DATA LISTING ▸

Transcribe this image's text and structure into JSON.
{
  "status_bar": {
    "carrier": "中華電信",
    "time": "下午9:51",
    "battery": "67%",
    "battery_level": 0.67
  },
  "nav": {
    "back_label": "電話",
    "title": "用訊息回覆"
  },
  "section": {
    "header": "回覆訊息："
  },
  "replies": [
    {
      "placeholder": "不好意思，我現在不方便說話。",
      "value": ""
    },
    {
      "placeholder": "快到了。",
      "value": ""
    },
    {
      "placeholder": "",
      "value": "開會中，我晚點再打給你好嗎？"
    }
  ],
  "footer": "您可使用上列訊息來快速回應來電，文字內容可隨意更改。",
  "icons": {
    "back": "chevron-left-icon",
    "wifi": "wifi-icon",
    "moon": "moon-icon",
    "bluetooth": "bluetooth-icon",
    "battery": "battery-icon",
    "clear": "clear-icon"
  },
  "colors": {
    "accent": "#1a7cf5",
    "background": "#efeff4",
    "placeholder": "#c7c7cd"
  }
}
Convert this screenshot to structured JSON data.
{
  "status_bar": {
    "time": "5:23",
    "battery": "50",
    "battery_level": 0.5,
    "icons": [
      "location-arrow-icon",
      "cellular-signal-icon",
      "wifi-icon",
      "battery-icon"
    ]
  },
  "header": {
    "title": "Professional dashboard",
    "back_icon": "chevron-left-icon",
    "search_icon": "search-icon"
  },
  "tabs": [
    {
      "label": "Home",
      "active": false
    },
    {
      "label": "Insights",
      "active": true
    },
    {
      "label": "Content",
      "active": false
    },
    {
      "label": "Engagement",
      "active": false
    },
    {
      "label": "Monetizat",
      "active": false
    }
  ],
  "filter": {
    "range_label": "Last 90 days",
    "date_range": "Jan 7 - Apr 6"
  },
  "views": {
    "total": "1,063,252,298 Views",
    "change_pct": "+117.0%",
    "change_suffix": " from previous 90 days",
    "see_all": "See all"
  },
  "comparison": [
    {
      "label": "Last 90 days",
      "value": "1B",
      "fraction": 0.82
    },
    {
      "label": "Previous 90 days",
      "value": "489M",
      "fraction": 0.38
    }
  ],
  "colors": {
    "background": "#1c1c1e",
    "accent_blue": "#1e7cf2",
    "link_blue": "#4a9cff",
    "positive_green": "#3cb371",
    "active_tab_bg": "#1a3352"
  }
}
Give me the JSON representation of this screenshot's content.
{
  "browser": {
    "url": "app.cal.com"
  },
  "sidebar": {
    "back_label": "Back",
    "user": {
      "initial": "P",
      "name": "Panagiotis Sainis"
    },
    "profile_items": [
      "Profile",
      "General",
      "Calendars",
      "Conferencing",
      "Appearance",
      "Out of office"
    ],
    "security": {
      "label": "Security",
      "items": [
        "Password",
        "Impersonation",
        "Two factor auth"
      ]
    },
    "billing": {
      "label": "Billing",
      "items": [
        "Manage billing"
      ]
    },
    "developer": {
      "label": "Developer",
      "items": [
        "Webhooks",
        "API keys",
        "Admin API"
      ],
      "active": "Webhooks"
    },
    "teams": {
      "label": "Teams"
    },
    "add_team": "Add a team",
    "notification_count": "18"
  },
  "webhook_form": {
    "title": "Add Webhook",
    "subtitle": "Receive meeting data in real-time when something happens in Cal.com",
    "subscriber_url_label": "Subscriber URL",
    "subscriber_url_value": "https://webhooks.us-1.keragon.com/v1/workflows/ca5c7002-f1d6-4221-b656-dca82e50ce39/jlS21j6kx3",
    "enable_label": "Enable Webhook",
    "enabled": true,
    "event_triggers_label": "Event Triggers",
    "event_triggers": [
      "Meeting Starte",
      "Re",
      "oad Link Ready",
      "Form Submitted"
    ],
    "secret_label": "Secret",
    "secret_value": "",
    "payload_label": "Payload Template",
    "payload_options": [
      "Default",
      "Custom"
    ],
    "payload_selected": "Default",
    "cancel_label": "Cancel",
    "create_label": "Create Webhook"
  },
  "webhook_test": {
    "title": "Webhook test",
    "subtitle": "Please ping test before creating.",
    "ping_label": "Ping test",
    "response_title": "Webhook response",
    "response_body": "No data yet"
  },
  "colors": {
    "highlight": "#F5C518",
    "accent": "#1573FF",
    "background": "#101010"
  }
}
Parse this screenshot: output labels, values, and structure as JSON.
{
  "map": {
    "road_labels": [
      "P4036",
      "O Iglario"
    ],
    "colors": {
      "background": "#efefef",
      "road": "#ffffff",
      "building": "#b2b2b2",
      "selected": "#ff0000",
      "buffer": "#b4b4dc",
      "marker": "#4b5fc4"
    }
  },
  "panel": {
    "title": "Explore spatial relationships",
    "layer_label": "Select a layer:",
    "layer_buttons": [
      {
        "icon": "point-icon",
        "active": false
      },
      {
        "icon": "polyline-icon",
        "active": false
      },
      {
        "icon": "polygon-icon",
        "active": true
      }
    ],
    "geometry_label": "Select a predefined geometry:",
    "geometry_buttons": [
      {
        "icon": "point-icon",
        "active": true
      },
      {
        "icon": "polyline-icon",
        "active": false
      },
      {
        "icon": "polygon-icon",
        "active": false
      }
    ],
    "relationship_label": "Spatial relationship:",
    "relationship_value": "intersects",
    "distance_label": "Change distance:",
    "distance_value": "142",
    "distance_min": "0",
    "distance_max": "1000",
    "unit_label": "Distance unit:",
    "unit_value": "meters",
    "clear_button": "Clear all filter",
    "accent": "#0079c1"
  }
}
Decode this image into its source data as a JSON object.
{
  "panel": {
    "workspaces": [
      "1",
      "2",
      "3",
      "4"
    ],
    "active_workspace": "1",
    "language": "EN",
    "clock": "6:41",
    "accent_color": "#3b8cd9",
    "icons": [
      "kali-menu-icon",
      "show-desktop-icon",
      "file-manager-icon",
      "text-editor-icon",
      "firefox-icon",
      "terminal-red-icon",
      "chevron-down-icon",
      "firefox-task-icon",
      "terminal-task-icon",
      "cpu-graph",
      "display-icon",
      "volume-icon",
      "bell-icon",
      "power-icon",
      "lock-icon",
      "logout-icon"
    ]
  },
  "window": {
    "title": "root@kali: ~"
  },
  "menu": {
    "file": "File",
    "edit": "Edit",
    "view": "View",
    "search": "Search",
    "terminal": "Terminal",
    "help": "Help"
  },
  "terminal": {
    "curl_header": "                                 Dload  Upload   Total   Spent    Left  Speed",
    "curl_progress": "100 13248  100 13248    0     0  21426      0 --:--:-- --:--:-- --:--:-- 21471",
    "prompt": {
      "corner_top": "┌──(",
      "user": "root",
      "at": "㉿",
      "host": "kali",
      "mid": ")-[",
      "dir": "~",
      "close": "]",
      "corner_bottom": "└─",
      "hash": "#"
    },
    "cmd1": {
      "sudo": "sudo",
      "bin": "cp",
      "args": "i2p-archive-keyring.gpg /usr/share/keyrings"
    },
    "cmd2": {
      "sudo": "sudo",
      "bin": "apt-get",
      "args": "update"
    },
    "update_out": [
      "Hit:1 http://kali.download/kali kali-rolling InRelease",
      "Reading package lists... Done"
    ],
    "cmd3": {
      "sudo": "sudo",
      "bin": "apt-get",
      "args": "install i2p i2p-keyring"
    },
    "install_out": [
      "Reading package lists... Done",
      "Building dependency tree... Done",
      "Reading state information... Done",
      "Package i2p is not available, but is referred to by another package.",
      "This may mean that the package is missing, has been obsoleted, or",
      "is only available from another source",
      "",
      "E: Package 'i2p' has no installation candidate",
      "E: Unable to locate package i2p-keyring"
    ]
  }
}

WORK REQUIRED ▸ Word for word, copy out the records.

YOUR SOLUTION ▸
Transcribe this image's text and structure into JSON.
{
  "status_bar": {
    "carrier": "中華電信",
    "time": "下午9:51",
    "battery": "67%",
    "battery_level": 0.67
  },
  "nav": {
    "back_label": "電話",
    "title": "用訊息回覆"
  },
  "section": {
    "header": "回覆訊息："
  },
  "replies": [
    {
      "placeholder": "不好意思，我現在不方便說話。",
      "value": ""
    },
    {
      "placeholder": "快到了。",
      "value": ""
    },
    {
      "placeholder": "",
      "value": "開會中，我晚點再打給你好嗎？"
    }
  ],
  "footer": "您可使用上列訊息來快速回應來電，文字內容可隨意更改。",
  "icons": {
    "back": "chevron-left-icon",
    "wifi": "wifi-icon",
    "moon": "moon-icon",
    "bluetooth": "bluetooth-icon",
    "battery": "battery-icon",
    "clear": "clear-icon"
  },
  "colors": {
    "accent": "#1a7cf5",
    "background": "#efeff4",
    "placeholder": "#c7c7cd"
  }
}
Convert this screenshot to structured JSON data.
{
  "status_bar": {
    "time": "5:23",
    "battery": "50",
    "battery_level": 0.5,
    "icons": [
      "location-arrow-icon",
      "cellular-signal-icon",
      "wifi-icon",
      "battery-icon"
    ]
  },
  "header": {
    "title": "Professional dashboard",
    "back_icon": "chevron-left-icon",
    "search_icon": "search-icon"
  },
  "tabs": [
    {
      "label": "Home",
      "active": false
    },
    {
      "label": "Insights",
      "active": true
    },
    {
      "label": "Content",
      "active": false
    },
    {
      "label": "Engagement",
      "active": false
    },
    {
      "label": "Monetizat",
      "active": false
    }
  ],
  "filter": {
    "range_label": "Last 90 days",
    "date_range": "Jan 7 - Apr 6"
  },
  "views": {
    "total": "1,063,252,298 Views",
    "change_pct": "+117.0%",
    "change_suffix": " from previous 90 days",
    "see_all": "See all"
  },
  "comparison": [
    {
      "label": "Last 90 days",
      "value": "1B",
      "fraction": 0.82
    },
    {
      "label": "Previous 90 days",
      "value": "489M",
      "fraction": 0.38
    }
  ],
  "colors": {
    "background": "#1c1c1e",
    "accent_blue": "#1e7cf2",
    "link_blue": "#4a9cff",
    "positive_green": "#3cb371",
    "active_tab_bg": "#1a3352"
  }
}
Give me the JSON representation of this screenshot's content.
{
  "browser": {
    "url": "app.cal.com"
  },
  "sidebar": {
    "back_label": "Back",
    "user": {
      "initial": "P",
      "name": "Panagiotis Sainis"
    },
    "profile_items": [
      "Profile",
      "General",
      "Calendars",
      "Conferencing",
      "Appearance",
      "Out of office"
    ],
    "security": {
      "label": "Security",
      "items": [
        "Password",
        "Impersonation",
        "Two factor auth"
      ]
    },
    "billing": {
      "label": "Billing",
      "items": [
        "Manage billing"
      ]
    },
    "developer": {
      "label": "Developer",
      "items": [
        "Webhooks",
        "API keys",
        "Admin API"
      ],
      "active": "Webhooks"
    },
    "teams": {
      "label": "Teams"
    },
    "add_team": "Add a team",
    "notification_count": "18"
  },
  "webhook_form": {
    "title": "Add Webhook",
    "subtitle": "Receive meeting data in real-time when something happens in Cal.com",
    "subscriber_url_label": "Subscriber URL",
    "subscriber_url_value": "https://webhooks.us-1.keragon.com/v1/workflows/ca5c7002-f1d6-4221-b656-dca82e50ce39/jlS21j6kx3",
    "enable_label": "Enable Webhook",
    "enabled": true,
    "event_triggers_label": "Event Triggers",
    "event_triggers": [
      "Meeting Starte",
      "Re",
      "oad Link Ready",
      "Form Submitted"
    ],
    "secret_label": "Secret",
    "secret_value": "",
    "payload_label": "Payload Template",
    "payload_options": [
      "Default",
      "Custom"
    ],
    "payload_selected": "Default",
    "cancel_label": "Cancel",
    "create_label": "Create Webhook"
  },
  "webhook_test": {
    "title": "Webhook test",
    "subtitle": "Please ping test before creating.",
    "ping_label": "Ping test",
    "response_title": "Webhook response",
    "response_body": "No data yet"
  },
  "colors": {
    "highlight": "#F5C518",
    "accent": "#1573FF",
    "background": "#101010"
  }
}
Parse this screenshot: output labels, values, and structure as JSON.
{
  "map": {
    "road_labels": [
      "P4036",
      "O Iglario"
    ],
    "colors": {
      "background": "#efefef",
      "road": "#ffffff",
      "building": "#b2b2b2",
      "selected": "#ff0000",
      "buffer": "#b4b4dc",
      "marker": "#4b5fc4"
    }
  },
  "panel": {
    "title": "Explore spatial relationships",
    "layer_label": "Select a layer:",
    "layer_buttons": [
      {
        "icon": "point-icon",
        "active": false
      },
      {
        "icon": "polyline-icon",
        "active": false
      },
      {
        "icon": "polygon-icon",
        "active": true
      }
    ],
    "geometry_label": "Select a predefined geometry:",
    "geometry_buttons": [
      {
        "icon": "point-icon",
        "active": true
      },
      {
        "icon": "polyline-icon",
        "active": false
      },
      {
        "icon": "polygon-icon",
        "active": false
      }
    ],
    "relationship_label": "Spatial relationship:",
    "relationship_value": "intersects",
    "distance_label": "Change distance:",
    "distance_value": "142",
    "distance_min": "0",
    "distance_max": "1000",
    "unit_label": "Distance unit:",
    "unit_value": "meters",
    "clear_button": "Clear all filter",
    "accent": "#0079c1"
  }
}
Decode this image into its source data as a JSON object.
{
  "panel": {
    "workspaces": [
      "1",
      "2",
      "3",
      "4"
    ],
    "active_workspace": "1",
    "language": "EN",
    "clock": "6:41",
    "accent_color": "#3b8cd9",
    "icons": [
      "kali-menu-icon",
      "show-desktop-icon",
      "file-manager-icon",
      "text-editor-icon",
      "firefox-icon",
      "terminal-red-icon",
      "chevron-down-icon",
      "firefox-task-icon",
      "terminal-task-icon",
      "cpu-graph",
      "display-icon",
      "volume-icon",
      "bell-icon",
      "power-icon",
      "lock-icon",
      "logout-icon"
    ]
  },
  "window": {
    "title": "root@kali: ~"
  },
  "menu": {
    "file": "File",
    "edit": "Edit",
    "view": "View",
    "search": "Search",
    "terminal": "Terminal",
    "help": "Help"
  },
  "terminal": {
    "curl_header": "                                 Dload  Upload   Total   Spent    Left  Speed",
    "curl_progress": "100 13248  100 13248    0     0  21426      0 --:--:-- --:--:-- --:--:-- 21471",
    "prompt": {
      "corner_top": "┌──(",
      "user": "root",
      "at": "㉿",
      "host": "kali",
      "mid": ")-[",
      "dir": "~",
      "close": "]",
      "corner_bottom": "└─",
      "hash": "#"
    },
    "cmd1": {
      "sudo": "sudo",
      "bin": "cp",
      "args": "i2p-archive-keyring.gpg /usr/share/keyrings"
    },
    "cmd2": {
      "sudo": "sudo",
      "bin": "apt-get",
      "args": "update"
    },
    "update_out": [
      "Hit:1 http://kali.download/kali kali-rolling InRelease",
      "Reading package lists... Done"
    ],
    "cmd3": {
      "sudo": "sudo",
      "bin": "apt-get",
      "args": "install i2p i2p-keyring"
    },
    "install_out": [
      "Reading package lists... Done",
      "Building dependency tree... Done",
      "Reading state information... Done",
      "Package i2p is not available, but is referred to by another package.",
      "This may mean that the package is missing, has been obsoleted, or",
      "is only available from another source",
      "",
      "E: Package 'i2p' has no installation candidate",
      "E: Unable to locate package i2p-keyring"
    ]
  }
}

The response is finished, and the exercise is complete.